### EXERCISE
A single number is the answer: the count of lines in these records with "content" in them.

** SUPPLIED DATA follows **

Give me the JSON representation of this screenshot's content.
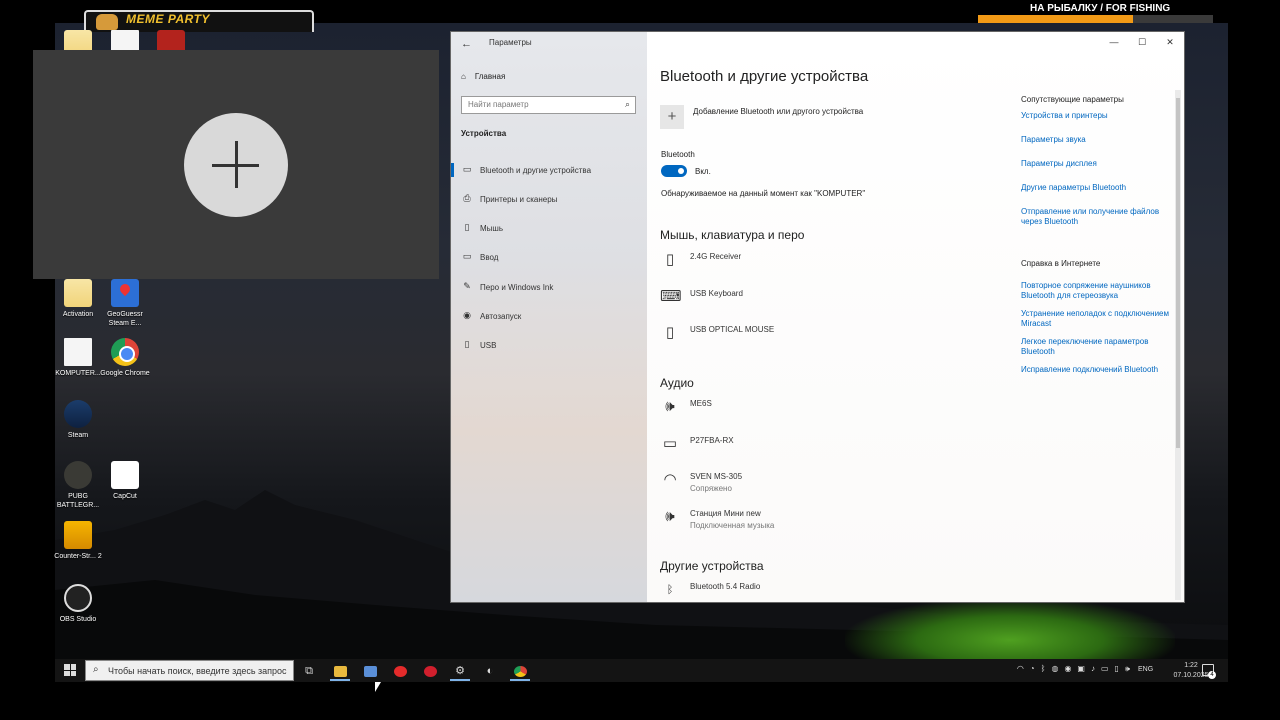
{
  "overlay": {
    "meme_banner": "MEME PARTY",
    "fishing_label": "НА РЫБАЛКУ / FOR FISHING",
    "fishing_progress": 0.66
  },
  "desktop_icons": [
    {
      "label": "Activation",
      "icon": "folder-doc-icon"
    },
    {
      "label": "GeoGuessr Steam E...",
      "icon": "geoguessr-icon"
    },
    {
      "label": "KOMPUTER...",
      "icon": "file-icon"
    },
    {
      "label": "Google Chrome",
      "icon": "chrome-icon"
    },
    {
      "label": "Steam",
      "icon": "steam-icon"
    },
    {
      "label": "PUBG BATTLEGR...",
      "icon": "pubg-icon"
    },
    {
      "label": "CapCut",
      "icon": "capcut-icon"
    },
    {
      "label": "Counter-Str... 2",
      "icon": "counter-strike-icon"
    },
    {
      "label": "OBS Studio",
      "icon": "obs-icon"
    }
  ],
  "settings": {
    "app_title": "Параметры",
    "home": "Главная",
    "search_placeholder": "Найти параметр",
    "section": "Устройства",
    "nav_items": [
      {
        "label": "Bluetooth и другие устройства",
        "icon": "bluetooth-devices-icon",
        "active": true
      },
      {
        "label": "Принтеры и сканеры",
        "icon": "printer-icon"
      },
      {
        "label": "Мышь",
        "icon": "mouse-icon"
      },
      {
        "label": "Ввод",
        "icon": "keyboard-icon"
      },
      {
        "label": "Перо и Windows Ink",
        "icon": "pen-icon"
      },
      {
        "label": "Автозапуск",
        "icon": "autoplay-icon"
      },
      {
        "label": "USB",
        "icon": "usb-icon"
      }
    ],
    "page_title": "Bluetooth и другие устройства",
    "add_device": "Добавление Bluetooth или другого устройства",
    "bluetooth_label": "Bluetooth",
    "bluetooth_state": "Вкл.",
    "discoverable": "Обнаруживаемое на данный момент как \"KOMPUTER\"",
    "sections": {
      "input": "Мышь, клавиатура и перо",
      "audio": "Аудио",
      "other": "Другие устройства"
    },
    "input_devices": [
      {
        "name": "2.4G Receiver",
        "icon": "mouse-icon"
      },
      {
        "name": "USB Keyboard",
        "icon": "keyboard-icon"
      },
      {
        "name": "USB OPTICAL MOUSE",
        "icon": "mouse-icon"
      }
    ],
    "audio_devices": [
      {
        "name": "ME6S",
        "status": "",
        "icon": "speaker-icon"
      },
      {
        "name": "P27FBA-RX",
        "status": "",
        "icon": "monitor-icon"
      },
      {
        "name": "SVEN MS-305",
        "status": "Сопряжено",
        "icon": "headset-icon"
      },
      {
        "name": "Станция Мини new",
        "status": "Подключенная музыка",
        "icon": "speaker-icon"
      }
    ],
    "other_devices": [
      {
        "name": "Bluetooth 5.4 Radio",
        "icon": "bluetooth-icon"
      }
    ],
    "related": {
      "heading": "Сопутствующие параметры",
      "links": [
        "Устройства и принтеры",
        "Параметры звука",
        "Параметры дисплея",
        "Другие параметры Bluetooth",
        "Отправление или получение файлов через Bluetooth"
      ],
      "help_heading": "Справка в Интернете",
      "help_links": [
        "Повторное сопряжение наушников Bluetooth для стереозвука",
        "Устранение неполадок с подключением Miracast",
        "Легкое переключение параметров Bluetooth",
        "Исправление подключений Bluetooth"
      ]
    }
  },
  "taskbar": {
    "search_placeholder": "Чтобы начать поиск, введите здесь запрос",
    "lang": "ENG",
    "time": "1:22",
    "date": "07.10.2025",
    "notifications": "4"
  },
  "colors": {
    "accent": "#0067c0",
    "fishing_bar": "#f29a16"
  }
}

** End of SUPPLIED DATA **
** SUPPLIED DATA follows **

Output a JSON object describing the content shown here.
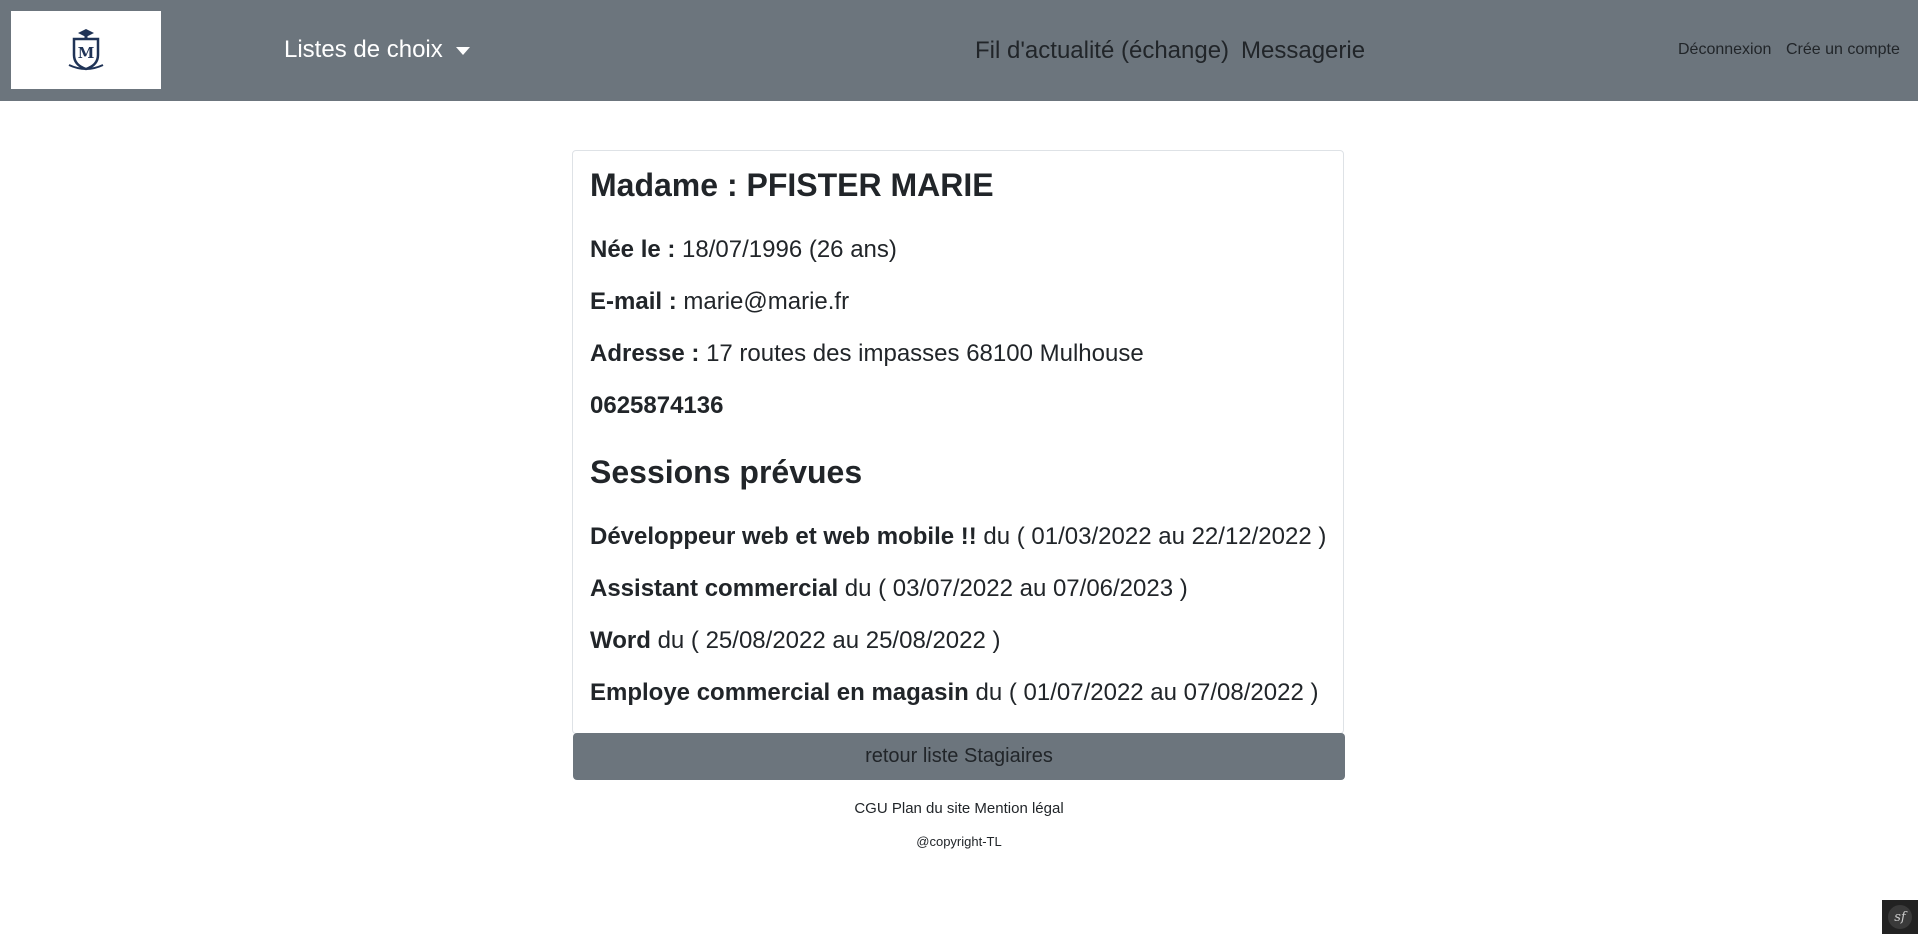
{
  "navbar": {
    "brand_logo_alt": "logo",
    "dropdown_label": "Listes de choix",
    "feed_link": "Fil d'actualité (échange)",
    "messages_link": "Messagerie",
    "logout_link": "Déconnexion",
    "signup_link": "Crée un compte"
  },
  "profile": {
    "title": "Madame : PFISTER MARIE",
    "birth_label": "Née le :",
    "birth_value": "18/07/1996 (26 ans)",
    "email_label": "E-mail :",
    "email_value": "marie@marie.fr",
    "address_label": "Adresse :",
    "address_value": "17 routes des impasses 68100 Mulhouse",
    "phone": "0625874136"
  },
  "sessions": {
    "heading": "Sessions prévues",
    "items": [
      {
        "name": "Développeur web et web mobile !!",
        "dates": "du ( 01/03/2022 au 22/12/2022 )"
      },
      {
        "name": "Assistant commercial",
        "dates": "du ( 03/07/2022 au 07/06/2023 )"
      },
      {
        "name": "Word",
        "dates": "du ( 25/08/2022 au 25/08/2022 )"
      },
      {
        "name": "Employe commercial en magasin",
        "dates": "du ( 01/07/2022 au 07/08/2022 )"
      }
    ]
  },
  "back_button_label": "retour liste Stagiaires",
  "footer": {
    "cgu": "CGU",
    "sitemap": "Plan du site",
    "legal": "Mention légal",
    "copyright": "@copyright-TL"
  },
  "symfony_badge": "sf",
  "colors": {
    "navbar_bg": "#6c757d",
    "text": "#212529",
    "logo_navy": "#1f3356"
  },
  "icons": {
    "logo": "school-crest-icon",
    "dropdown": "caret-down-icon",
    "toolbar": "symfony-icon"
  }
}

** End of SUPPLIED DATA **

### PROBLEM SOLUTION
2